──────── Records for the task ────────
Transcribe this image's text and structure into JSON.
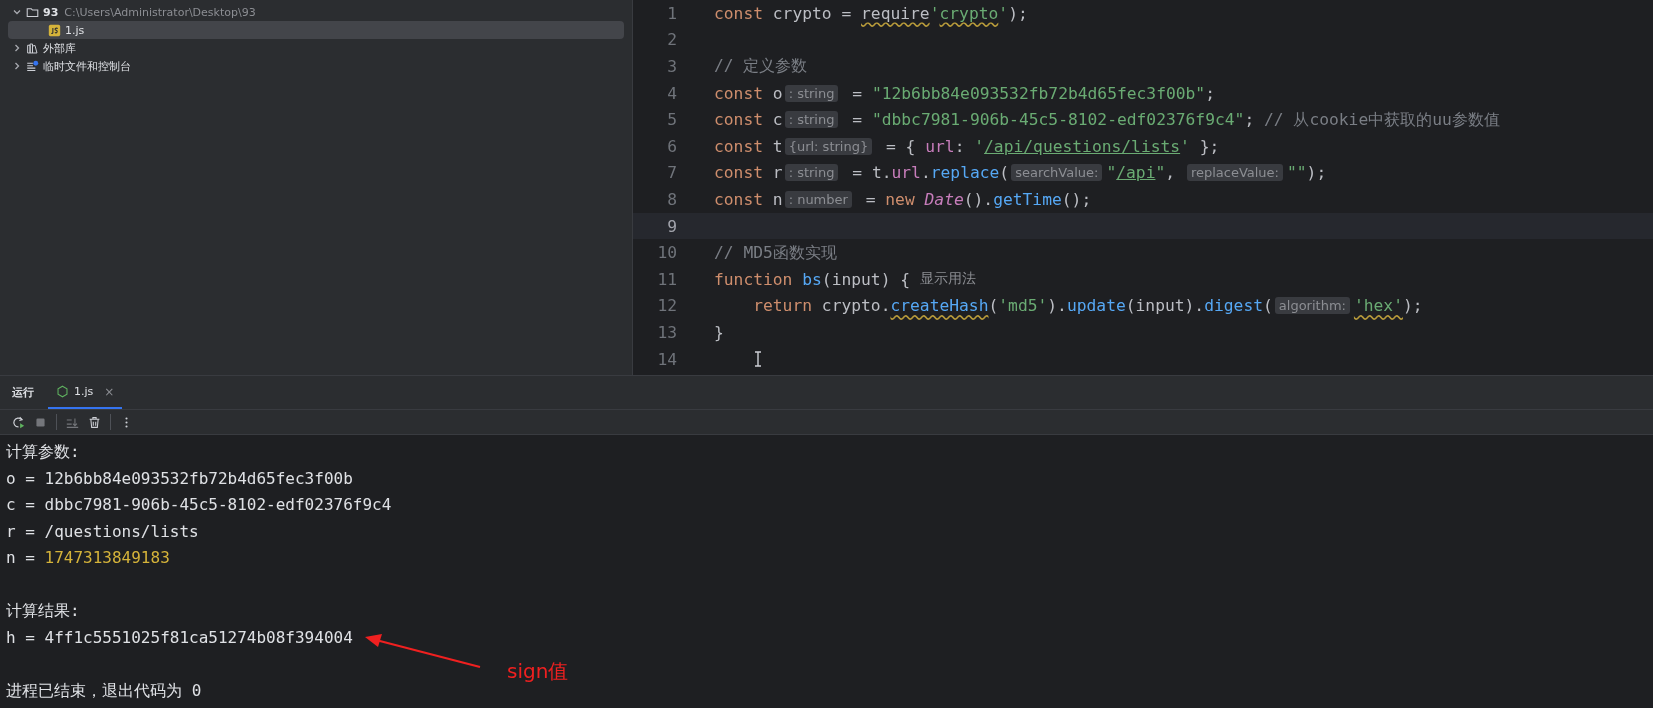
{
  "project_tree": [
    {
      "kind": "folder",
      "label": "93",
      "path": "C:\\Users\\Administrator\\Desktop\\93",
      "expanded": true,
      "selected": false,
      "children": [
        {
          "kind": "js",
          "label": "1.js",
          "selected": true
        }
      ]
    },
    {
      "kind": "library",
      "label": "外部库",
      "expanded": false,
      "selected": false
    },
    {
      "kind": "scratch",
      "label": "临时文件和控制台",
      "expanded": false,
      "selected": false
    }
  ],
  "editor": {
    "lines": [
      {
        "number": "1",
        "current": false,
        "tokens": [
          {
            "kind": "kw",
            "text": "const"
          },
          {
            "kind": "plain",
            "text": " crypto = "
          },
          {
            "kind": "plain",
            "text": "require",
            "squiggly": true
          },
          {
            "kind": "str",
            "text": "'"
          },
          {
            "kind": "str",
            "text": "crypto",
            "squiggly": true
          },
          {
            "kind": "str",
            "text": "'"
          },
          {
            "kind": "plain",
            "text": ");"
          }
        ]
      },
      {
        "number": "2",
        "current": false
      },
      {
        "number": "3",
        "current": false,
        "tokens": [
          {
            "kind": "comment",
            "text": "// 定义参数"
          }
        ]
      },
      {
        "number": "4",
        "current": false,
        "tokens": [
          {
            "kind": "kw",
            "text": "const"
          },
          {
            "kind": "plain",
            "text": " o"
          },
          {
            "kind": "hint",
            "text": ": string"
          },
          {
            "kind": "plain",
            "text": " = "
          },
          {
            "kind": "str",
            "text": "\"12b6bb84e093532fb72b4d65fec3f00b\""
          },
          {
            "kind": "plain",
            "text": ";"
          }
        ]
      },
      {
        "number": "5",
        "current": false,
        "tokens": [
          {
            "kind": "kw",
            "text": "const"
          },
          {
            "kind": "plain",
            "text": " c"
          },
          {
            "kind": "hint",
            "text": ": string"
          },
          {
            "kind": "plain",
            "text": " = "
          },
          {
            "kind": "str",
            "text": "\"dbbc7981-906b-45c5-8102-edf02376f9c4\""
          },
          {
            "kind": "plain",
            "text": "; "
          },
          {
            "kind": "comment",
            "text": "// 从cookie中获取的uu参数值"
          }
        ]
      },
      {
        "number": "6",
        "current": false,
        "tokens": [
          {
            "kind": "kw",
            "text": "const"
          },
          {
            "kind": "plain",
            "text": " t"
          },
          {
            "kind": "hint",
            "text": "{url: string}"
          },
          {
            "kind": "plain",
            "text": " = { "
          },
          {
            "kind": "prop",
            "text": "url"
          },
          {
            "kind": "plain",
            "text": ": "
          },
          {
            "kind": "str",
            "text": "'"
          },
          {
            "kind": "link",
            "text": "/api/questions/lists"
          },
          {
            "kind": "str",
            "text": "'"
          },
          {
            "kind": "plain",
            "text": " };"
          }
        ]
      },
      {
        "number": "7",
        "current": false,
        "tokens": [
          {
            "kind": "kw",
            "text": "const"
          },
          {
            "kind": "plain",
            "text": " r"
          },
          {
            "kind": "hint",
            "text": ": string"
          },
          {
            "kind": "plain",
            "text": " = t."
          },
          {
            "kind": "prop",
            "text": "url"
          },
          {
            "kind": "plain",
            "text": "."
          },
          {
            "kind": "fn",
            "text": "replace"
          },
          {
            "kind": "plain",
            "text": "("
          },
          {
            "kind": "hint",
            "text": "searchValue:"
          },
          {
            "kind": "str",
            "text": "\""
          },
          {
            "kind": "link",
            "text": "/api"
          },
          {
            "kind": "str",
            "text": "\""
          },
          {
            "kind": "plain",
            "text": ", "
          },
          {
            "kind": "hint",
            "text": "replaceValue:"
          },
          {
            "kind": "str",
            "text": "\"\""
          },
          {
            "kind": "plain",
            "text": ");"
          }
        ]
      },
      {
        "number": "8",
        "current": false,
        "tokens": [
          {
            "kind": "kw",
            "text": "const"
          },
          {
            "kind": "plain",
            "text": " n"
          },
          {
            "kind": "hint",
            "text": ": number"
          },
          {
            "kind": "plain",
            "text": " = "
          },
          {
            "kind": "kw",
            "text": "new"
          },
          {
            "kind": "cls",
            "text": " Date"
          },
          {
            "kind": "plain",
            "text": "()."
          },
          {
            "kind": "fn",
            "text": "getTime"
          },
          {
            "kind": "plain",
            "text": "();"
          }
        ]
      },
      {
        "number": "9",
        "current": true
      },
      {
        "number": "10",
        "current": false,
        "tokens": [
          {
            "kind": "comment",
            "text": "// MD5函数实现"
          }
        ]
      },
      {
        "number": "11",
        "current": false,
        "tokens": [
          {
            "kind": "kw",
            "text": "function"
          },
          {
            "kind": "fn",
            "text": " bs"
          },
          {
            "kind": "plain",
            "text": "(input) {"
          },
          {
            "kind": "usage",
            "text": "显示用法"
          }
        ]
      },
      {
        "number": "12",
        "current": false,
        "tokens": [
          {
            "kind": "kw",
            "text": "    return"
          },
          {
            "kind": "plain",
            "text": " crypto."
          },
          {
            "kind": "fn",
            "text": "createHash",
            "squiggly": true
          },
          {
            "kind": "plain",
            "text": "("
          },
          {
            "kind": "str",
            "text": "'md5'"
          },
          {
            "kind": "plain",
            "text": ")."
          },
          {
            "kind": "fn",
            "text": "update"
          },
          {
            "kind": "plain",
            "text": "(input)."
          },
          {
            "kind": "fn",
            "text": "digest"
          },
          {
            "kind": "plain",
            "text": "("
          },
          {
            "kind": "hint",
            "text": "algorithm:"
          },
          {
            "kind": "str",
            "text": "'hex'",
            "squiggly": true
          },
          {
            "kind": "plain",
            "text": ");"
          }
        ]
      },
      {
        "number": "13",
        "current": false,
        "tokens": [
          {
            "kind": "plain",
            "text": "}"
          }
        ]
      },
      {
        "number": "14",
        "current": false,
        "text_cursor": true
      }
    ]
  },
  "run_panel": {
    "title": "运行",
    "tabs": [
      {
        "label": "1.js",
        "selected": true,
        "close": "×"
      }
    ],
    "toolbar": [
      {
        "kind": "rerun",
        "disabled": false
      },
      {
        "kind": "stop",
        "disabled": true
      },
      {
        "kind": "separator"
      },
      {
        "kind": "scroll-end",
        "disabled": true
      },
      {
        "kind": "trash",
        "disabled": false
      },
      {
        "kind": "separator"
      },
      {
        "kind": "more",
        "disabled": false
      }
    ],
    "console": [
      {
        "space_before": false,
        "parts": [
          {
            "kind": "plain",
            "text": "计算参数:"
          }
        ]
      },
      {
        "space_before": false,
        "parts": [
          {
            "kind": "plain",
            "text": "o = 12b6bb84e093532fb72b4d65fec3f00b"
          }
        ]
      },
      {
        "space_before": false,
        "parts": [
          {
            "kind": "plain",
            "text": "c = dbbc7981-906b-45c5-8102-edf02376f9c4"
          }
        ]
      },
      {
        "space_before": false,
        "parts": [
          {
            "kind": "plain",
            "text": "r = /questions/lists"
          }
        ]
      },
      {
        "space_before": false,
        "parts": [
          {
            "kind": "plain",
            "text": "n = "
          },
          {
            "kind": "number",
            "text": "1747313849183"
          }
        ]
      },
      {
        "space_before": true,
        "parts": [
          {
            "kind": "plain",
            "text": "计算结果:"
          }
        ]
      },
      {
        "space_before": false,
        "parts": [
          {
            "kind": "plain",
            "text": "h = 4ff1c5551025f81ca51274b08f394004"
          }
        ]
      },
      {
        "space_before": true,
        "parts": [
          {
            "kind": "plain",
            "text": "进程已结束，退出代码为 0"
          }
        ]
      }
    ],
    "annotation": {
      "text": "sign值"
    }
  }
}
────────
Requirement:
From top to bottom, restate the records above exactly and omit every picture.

Exercise solution:
Transcribe this image's text and structure into JSON.
{
  "project_tree": [
    {
      "kind": "folder",
      "label": "93",
      "path": "C:\\Users\\Administrator\\Desktop\\93",
      "expanded": true,
      "selected": false,
      "children": [
        {
          "kind": "js",
          "label": "1.js",
          "selected": true
        }
      ]
    },
    {
      "kind": "library",
      "label": "外部库",
      "expanded": false,
      "selected": false
    },
    {
      "kind": "scratch",
      "label": "临时文件和控制台",
      "expanded": false,
      "selected": false
    }
  ],
  "editor": {
    "lines": [
      {
        "number": "1",
        "current": false,
        "tokens": [
          {
            "kind": "kw",
            "text": "const"
          },
          {
            "kind": "plain",
            "text": " crypto = "
          },
          {
            "kind": "plain",
            "text": "require",
            "squiggly": true
          },
          {
            "kind": "str",
            "text": "'"
          },
          {
            "kind": "str",
            "text": "crypto",
            "squiggly": true
          },
          {
            "kind": "str",
            "text": "'"
          },
          {
            "kind": "plain",
            "text": ");"
          }
        ]
      },
      {
        "number": "2",
        "current": false
      },
      {
        "number": "3",
        "current": false,
        "tokens": [
          {
            "kind": "comment",
            "text": "// 定义参数"
          }
        ]
      },
      {
        "number": "4",
        "current": false,
        "tokens": [
          {
            "kind": "kw",
            "text": "const"
          },
          {
            "kind": "plain",
            "text": " o"
          },
          {
            "kind": "hint",
            "text": ": string"
          },
          {
            "kind": "plain",
            "text": " = "
          },
          {
            "kind": "str",
            "text": "\"12b6bb84e093532fb72b4d65fec3f00b\""
          },
          {
            "kind": "plain",
            "text": ";"
          }
        ]
      },
      {
        "number": "5",
        "current": false,
        "tokens": [
          {
            "kind": "kw",
            "text": "const"
          },
          {
            "kind": "plain",
            "text": " c"
          },
          {
            "kind": "hint",
            "text": ": string"
          },
          {
            "kind": "plain",
            "text": " = "
          },
          {
            "kind": "str",
            "text": "\"dbbc7981-906b-45c5-8102-edf02376f9c4\""
          },
          {
            "kind": "plain",
            "text": "; "
          },
          {
            "kind": "comment",
            "text": "// 从cookie中获取的uu参数值"
          }
        ]
      },
      {
        "number": "6",
        "current": false,
        "tokens": [
          {
            "kind": "kw",
            "text": "const"
          },
          {
            "kind": "plain",
            "text": " t"
          },
          {
            "kind": "hint",
            "text": "{url: string}"
          },
          {
            "kind": "plain",
            "text": " = { "
          },
          {
            "kind": "prop",
            "text": "url"
          },
          {
            "kind": "plain",
            "text": ": "
          },
          {
            "kind": "str",
            "text": "'"
          },
          {
            "kind": "link",
            "text": "/api/questions/lists"
          },
          {
            "kind": "str",
            "text": "'"
          },
          {
            "kind": "plain",
            "text": " };"
          }
        ]
      },
      {
        "number": "7",
        "current": false,
        "tokens": [
          {
            "kind": "kw",
            "text": "const"
          },
          {
            "kind": "plain",
            "text": " r"
          },
          {
            "kind": "hint",
            "text": ": string"
          },
          {
            "kind": "plain",
            "text": " = t."
          },
          {
            "kind": "prop",
            "text": "url"
          },
          {
            "kind": "plain",
            "text": "."
          },
          {
            "kind": "fn",
            "text": "replace"
          },
          {
            "kind": "plain",
            "text": "("
          },
          {
            "kind": "hint",
            "text": "searchValue:"
          },
          {
            "kind": "str",
            "text": "\""
          },
          {
            "kind": "link",
            "text": "/api"
          },
          {
            "kind": "str",
            "text": "\""
          },
          {
            "kind": "plain",
            "text": ", "
          },
          {
            "kind": "hint",
            "text": "replaceValue:"
          },
          {
            "kind": "str",
            "text": "\"\""
          },
          {
            "kind": "plain",
            "text": ");"
          }
        ]
      },
      {
        "number": "8",
        "current": false,
        "tokens": [
          {
            "kind": "kw",
            "text": "const"
          },
          {
            "kind": "plain",
            "text": " n"
          },
          {
            "kind": "hint",
            "text": ": number"
          },
          {
            "kind": "plain",
            "text": " = "
          },
          {
            "kind": "kw",
            "text": "new"
          },
          {
            "kind": "cls",
            "text": " Date"
          },
          {
            "kind": "plain",
            "text": "()."
          },
          {
            "kind": "fn",
            "text": "getTime"
          },
          {
            "kind": "plain",
            "text": "();"
          }
        ]
      },
      {
        "number": "9",
        "current": true
      },
      {
        "number": "10",
        "current": false,
        "tokens": [
          {
            "kind": "comment",
            "text": "// MD5函数实现"
          }
        ]
      },
      {
        "number": "11",
        "current": false,
        "tokens": [
          {
            "kind": "kw",
            "text": "function"
          },
          {
            "kind": "fn",
            "text": " bs"
          },
          {
            "kind": "plain",
            "text": "(input) {"
          },
          {
            "kind": "usage",
            "text": "显示用法"
          }
        ]
      },
      {
        "number": "12",
        "current": false,
        "tokens": [
          {
            "kind": "kw",
            "text": "    return"
          },
          {
            "kind": "plain",
            "text": " crypto."
          },
          {
            "kind": "fn",
            "text": "createHash",
            "squiggly": true
          },
          {
            "kind": "plain",
            "text": "("
          },
          {
            "kind": "str",
            "text": "'md5'"
          },
          {
            "kind": "plain",
            "text": ")."
          },
          {
            "kind": "fn",
            "text": "update"
          },
          {
            "kind": "plain",
            "text": "(input)."
          },
          {
            "kind": "fn",
            "text": "digest"
          },
          {
            "kind": "plain",
            "text": "("
          },
          {
            "kind": "hint",
            "text": "algorithm:"
          },
          {
            "kind": "str",
            "text": "'hex'",
            "squiggly": true
          },
          {
            "kind": "plain",
            "text": ");"
          }
        ]
      },
      {
        "number": "13",
        "current": false,
        "tokens": [
          {
            "kind": "plain",
            "text": "}"
          }
        ]
      },
      {
        "number": "14",
        "current": false,
        "text_cursor": true
      }
    ]
  },
  "run_panel": {
    "title": "运行",
    "tabs": [
      {
        "label": "1.js",
        "selected": true,
        "close": "×"
      }
    ],
    "toolbar": [
      {
        "kind": "rerun",
        "disabled": false
      },
      {
        "kind": "stop",
        "disabled": true
      },
      {
        "kind": "separator"
      },
      {
        "kind": "scroll-end",
        "disabled": true
      },
      {
        "kind": "trash",
        "disabled": false
      },
      {
        "kind": "separator"
      },
      {
        "kind": "more",
        "disabled": false
      }
    ],
    "console": [
      {
        "space_before": false,
        "parts": [
          {
            "kind": "plain",
            "text": "计算参数:"
          }
        ]
      },
      {
        "space_before": false,
        "parts": [
          {
            "kind": "plain",
            "text": "o = 12b6bb84e093532fb72b4d65fec3f00b"
          }
        ]
      },
      {
        "space_before": false,
        "parts": [
          {
            "kind": "plain",
            "text": "c = dbbc7981-906b-45c5-8102-edf02376f9c4"
          }
        ]
      },
      {
        "space_before": false,
        "parts": [
          {
            "kind": "plain",
            "text": "r = /questions/lists"
          }
        ]
      },
      {
        "space_before": false,
        "parts": [
          {
            "kind": "plain",
            "text": "n = "
          },
          {
            "kind": "number",
            "text": "1747313849183"
          }
        ]
      },
      {
        "space_before": true,
        "parts": [
          {
            "kind": "plain",
            "text": "计算结果:"
          }
        ]
      },
      {
        "space_before": false,
        "parts": [
          {
            "kind": "plain",
            "text": "h = 4ff1c5551025f81ca51274b08f394004"
          }
        ]
      },
      {
        "space_before": true,
        "parts": [
          {
            "kind": "plain",
            "text": "进程已结束，退出代码为 0"
          }
        ]
      }
    ],
    "annotation": {
      "text": "sign值"
    }
  }
}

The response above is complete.